Assignment: Search the records below for the word "JSON". Copy each line where it occurs.
[Source data Boundary: Start]
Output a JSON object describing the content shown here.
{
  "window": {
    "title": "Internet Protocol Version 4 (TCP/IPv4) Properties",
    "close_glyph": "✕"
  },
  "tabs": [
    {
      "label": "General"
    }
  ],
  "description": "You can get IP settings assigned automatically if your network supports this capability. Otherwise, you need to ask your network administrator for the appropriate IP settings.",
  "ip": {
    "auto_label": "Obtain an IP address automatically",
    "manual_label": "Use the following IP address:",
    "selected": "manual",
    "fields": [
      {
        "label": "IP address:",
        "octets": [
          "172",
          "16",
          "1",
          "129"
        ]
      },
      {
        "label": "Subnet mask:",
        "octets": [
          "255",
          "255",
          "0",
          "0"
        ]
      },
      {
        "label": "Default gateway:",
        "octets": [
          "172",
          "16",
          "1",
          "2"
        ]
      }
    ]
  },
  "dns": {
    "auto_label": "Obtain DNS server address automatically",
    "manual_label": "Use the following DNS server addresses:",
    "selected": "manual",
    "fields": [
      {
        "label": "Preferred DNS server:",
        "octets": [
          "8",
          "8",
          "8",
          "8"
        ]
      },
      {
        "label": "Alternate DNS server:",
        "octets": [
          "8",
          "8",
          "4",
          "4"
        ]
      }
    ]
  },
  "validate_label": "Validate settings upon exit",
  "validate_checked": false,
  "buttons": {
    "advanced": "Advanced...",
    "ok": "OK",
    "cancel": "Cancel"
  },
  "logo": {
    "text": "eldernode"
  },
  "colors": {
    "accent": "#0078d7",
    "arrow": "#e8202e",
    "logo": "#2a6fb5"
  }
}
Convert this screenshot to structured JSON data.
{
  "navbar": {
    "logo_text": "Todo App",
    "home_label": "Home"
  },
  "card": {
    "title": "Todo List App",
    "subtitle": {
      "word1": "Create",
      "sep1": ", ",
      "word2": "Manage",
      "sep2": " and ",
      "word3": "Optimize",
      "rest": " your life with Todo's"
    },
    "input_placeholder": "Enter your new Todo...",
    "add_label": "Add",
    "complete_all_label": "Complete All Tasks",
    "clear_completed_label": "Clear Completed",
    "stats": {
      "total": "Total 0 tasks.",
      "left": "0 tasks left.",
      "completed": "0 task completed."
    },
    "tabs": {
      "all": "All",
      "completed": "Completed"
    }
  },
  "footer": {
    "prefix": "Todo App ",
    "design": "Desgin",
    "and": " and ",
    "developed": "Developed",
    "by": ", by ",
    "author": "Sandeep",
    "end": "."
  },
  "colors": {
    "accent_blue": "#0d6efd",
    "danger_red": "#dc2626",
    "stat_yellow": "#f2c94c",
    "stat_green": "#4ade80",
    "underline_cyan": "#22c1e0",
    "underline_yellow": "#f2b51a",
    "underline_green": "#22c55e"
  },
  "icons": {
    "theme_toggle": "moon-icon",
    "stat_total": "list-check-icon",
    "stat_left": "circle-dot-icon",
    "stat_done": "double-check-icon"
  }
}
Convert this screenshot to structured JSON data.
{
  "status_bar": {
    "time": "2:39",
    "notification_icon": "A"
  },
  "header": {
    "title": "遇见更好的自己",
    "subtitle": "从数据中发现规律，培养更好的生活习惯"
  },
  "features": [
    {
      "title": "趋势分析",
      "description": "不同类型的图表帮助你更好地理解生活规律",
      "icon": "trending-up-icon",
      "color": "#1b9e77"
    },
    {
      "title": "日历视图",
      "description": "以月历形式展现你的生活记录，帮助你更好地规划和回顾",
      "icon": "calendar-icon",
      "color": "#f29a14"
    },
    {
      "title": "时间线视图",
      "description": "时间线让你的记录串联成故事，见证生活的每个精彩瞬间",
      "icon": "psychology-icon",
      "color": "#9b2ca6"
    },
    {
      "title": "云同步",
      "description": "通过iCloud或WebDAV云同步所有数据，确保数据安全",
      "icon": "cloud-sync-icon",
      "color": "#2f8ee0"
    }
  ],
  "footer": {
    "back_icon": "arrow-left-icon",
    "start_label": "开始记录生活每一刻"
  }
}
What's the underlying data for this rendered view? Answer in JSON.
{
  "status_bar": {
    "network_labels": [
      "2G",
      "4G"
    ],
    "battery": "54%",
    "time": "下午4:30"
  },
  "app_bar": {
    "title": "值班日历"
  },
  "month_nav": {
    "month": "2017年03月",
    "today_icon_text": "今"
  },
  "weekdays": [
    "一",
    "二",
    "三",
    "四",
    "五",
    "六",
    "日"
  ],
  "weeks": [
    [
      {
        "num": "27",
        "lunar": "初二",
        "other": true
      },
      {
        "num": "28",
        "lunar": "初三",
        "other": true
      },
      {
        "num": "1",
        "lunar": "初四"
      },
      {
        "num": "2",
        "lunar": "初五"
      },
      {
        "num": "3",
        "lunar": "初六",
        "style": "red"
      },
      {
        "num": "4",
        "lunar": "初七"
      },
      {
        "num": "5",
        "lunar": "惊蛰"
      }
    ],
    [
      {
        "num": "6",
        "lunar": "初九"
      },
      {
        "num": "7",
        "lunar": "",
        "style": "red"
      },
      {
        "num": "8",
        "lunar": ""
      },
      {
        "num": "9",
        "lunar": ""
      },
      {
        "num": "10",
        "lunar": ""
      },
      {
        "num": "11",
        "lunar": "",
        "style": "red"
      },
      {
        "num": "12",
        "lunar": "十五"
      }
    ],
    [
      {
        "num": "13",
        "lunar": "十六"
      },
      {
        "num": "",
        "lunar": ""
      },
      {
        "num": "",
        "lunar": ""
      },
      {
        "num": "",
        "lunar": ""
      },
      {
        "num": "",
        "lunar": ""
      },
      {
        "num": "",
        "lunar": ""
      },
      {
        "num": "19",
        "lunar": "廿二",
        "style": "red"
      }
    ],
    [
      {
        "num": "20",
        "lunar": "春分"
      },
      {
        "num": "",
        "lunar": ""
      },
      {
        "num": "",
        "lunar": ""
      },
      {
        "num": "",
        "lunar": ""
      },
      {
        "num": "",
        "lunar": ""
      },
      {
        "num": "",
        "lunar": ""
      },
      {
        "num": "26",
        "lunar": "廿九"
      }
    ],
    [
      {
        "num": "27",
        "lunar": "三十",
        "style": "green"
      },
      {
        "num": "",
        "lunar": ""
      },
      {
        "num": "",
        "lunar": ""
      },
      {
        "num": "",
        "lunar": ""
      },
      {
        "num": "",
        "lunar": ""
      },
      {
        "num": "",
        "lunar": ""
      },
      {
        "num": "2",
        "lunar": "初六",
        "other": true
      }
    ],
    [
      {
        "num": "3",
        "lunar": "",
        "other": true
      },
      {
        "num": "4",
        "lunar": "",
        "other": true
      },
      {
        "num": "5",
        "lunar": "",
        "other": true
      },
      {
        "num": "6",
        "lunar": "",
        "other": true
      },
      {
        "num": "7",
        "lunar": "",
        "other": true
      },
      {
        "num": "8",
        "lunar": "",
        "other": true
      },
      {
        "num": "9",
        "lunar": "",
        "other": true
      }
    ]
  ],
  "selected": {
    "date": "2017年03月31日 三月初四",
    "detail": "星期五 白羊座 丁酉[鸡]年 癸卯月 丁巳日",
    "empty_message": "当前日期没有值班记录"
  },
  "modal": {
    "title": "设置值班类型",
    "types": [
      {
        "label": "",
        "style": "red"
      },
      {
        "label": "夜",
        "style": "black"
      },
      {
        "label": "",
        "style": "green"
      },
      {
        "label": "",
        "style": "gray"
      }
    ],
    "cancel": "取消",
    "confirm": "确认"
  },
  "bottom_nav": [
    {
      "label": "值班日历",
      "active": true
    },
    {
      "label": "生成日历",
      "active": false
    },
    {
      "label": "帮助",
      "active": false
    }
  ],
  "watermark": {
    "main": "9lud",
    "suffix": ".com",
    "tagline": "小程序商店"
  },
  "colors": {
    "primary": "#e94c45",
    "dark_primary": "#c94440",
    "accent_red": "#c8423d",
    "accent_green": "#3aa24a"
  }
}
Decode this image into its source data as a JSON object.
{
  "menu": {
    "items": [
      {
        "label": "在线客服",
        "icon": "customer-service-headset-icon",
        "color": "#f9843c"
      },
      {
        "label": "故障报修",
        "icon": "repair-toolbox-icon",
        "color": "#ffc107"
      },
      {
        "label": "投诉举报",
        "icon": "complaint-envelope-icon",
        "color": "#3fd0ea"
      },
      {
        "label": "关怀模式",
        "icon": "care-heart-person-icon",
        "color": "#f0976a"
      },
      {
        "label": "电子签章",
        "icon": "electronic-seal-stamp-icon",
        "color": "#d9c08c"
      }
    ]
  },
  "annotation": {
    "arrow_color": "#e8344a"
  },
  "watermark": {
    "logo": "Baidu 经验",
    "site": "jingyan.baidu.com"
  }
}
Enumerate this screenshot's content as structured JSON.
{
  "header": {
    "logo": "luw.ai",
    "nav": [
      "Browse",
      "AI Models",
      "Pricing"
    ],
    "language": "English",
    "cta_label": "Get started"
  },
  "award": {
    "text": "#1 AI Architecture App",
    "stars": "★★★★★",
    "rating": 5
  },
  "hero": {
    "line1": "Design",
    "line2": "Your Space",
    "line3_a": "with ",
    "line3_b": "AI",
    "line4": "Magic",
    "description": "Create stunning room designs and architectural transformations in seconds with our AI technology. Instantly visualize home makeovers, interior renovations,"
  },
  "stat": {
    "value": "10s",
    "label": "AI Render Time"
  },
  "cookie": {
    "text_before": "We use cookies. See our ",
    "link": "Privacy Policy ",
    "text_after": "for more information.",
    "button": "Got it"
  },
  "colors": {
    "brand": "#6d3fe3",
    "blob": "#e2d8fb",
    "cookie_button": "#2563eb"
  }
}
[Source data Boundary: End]
Your solution:
Output a JSON object describing the content shown here.
Convert this screenshot to structured JSON data.
Convert this screenshot to structured JSON data.
What's the underlying data for this rendered view? Answer in JSON.
Decode this image into its source data as a JSON object.
Enumerate this screenshot's content as structured JSON.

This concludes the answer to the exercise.